─── Material for this exercise

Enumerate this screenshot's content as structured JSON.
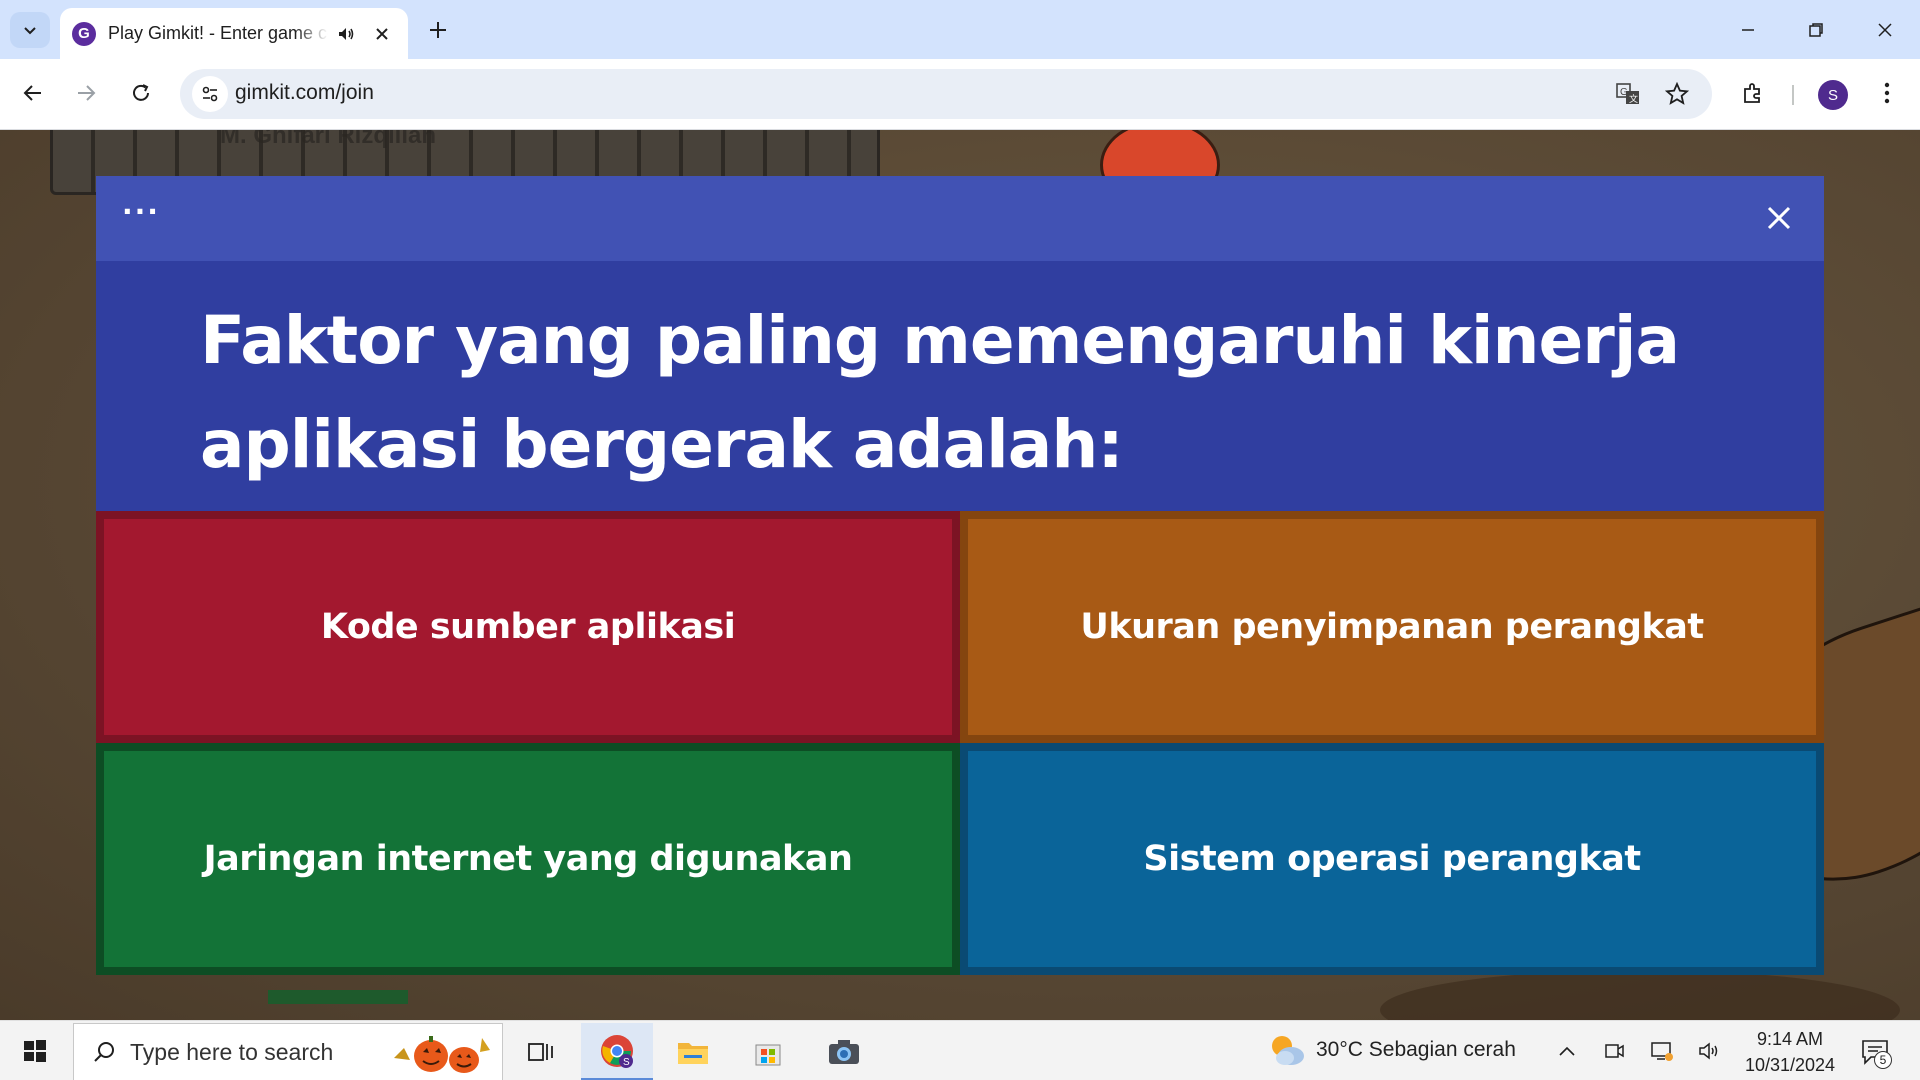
{
  "browser": {
    "tab": {
      "title": "Play Gimkit! - Enter game code",
      "favicon_letter": "G"
    },
    "address": {
      "url": "gimkit.com/join"
    },
    "profile_initial": "S"
  },
  "question": {
    "text": "Faktor yang paling memengaruhi kinerja aplikasi bergerak adalah:",
    "answers": [
      {
        "label": "Kode sumber aplikasi",
        "color": "#a3182f"
      },
      {
        "label": "Ukuran penyimpanan perangkat",
        "color": "#a85a15"
      },
      {
        "label": "Jaringan internet yang digunakan",
        "color": "#137337"
      },
      {
        "label": "Sistem operasi perangkat",
        "color": "#0a6499"
      }
    ],
    "menu_icon": "more-dots-icon",
    "close_icon": "close-icon"
  },
  "background": {
    "player_name": "M. Ghifari Rizqillah"
  },
  "taskbar": {
    "search_placeholder": "Type here to search",
    "weather": "30°C  Sebagian cerah",
    "time": "9:14 AM",
    "date": "10/31/2024",
    "notification_count": "5"
  }
}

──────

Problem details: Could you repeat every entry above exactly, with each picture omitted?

Solution to the problem:
Enumerate this screenshot's content as structured JSON.
{
  "browser": {
    "tab": {
      "title": "Play Gimkit! - Enter game code",
      "favicon_letter": "G"
    },
    "address": {
      "url": "gimkit.com/join"
    },
    "profile_initial": "S"
  },
  "question": {
    "text": "Faktor yang paling memengaruhi kinerja aplikasi bergerak adalah:",
    "answers": [
      {
        "label": "Kode sumber aplikasi",
        "color": "#a3182f"
      },
      {
        "label": "Ukuran penyimpanan perangkat",
        "color": "#a85a15"
      },
      {
        "label": "Jaringan internet yang digunakan",
        "color": "#137337"
      },
      {
        "label": "Sistem operasi perangkat",
        "color": "#0a6499"
      }
    ],
    "menu_icon": "more-dots-icon",
    "close_icon": "close-icon"
  },
  "background": {
    "player_name": "M. Ghifari Rizqillah"
  },
  "taskbar": {
    "search_placeholder": "Type here to search",
    "weather": "30°C  Sebagian cerah",
    "time": "9:14 AM",
    "date": "10/31/2024",
    "notification_count": "5"
  }
}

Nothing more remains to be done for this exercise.